Portland-Area Apartment Vacancy Grows, But Rents Continue To Climb
are a little easier to come by in the Portland area, but that’s not slowing down rent
increases across much of the market.
According to the Metro Multifamily Housing Association, which released its latest survey of apartment managers and owners Wednesday, vacancy across the metro area grew to 3.72 percent from 3.34 percent late last year.
Rents, meanwhile, climbed 3 percent in the same period, reaching $1 a square foot per month across the metro area. An average two-bedroom unit now rents for $771 a month, an increase of $28 a month compared with six months earlier.
The Portland area has one of the lowest rental vacancy rates in the country.
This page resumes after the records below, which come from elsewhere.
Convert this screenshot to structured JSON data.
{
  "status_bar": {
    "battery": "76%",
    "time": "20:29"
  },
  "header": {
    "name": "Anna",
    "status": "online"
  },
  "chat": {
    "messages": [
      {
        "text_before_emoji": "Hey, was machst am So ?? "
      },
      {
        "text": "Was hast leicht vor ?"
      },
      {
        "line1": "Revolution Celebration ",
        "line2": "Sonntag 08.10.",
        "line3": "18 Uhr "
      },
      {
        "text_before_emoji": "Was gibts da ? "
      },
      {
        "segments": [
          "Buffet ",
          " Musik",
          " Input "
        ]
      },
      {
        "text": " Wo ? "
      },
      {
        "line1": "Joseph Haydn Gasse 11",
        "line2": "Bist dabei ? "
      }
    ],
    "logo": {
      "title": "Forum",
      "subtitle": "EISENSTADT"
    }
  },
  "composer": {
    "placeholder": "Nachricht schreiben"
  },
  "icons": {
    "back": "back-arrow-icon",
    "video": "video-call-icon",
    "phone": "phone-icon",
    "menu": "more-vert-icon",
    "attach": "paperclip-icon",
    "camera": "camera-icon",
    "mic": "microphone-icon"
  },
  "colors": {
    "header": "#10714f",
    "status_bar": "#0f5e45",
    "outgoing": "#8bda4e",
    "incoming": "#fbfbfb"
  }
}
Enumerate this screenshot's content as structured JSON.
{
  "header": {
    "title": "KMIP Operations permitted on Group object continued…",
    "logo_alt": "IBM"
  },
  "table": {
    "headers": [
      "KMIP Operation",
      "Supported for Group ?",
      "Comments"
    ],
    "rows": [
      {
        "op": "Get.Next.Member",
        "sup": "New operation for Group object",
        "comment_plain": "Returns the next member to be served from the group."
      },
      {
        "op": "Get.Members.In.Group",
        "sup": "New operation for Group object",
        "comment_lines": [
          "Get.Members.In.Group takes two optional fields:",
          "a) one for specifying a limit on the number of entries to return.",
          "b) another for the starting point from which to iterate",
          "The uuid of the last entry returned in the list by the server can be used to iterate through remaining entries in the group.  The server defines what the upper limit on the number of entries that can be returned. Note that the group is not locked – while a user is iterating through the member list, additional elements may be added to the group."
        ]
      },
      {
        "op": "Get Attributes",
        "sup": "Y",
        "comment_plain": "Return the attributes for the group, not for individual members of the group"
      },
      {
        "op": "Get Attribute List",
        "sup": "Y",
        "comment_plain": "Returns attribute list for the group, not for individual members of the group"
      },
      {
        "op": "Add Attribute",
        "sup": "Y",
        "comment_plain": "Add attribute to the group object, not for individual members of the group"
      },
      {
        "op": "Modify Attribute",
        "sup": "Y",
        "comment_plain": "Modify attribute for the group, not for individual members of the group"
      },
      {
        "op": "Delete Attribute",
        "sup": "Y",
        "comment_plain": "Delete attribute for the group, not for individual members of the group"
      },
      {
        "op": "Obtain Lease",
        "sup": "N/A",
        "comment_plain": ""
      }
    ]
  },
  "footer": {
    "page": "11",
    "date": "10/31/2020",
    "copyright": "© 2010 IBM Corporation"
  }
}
Last year, the U.S. Census Bureau and the National Association of Realtors both ranked Portland the second-tightest rental market among the largest metro areas.
That’s good news for owners of apartment buildings, who can push rents higher without risking empty units.
“If you want to live in the moment, the moment is fantastic,” Portland economist Jerry Johnson told an audience of housing professionals at the report’s release.
But the clock is running. High demand for apartments has drawn interest from developers, and Johnson said some 6,100 units are in the works.
“New product must be rented, and there will be fierce competition,” said Maureen MacNabb, the president of Capital Property Management Services Inc. of Portland.
The bulk of those new apartments are still months or years away. Only 1,700 units will come to market this year, with another 2,700 on track to open in 2013. That lags the region’s 15-year historical average of 4,000 new units a year.
Still, new apartment buildings aren’t the instant moneymaker they might have been a year ago.
“It’s no longer a can’t-miss market where any idiot can make money,” Johnson said. “You’re going to have to pick you project, pick your market.”
For apartment-seekers, the hot market means enduring heavy competition and high move-in costs.
“Tenants are battling for their desired apartment,” MacNabb said. “They have to get in the game quickly.”
With the hassle of waiting lists and application fees, she says more tenants that have an apartment are likely to stay put in spite of increasing rent.
But higher rent isn’t often matched by higher wages. Justin Buri, deputy director of the Oregon Community Alliance of Tenants, said calls to the organization’s renters’ rights hotline are increasingly prompted by big rent increases at the end of a 12-month lease.
“Even people with moderate incomes are starting to really feel
the heat,” Buri said. “It’s really affecting all of us.”
For most callers, there’s little the organization can do but offer support if they look for a new apartment. But often, the alternatives aren’t much better.
Vacancy rates are lowest — and rents highest — in the close-in Portland neighborhoods. Inner and
central Southeast Portland have seen rents rise 9 percent over the past year, the Metro Multifamily Housing Association reports.
Downtown Portland remains the most expensive district at $1.66 a square foot a month. Northwest Portland, the second most expensive, gained 10 cents to reach $1.44 a square foot.
But rents have actually fallen slightly in Beaverton and east Vancouver. Clackamas, Southwest Portland and Oregon City have stayed steady.
Click here to view the original article written by Elliot Njus for The Oregonian.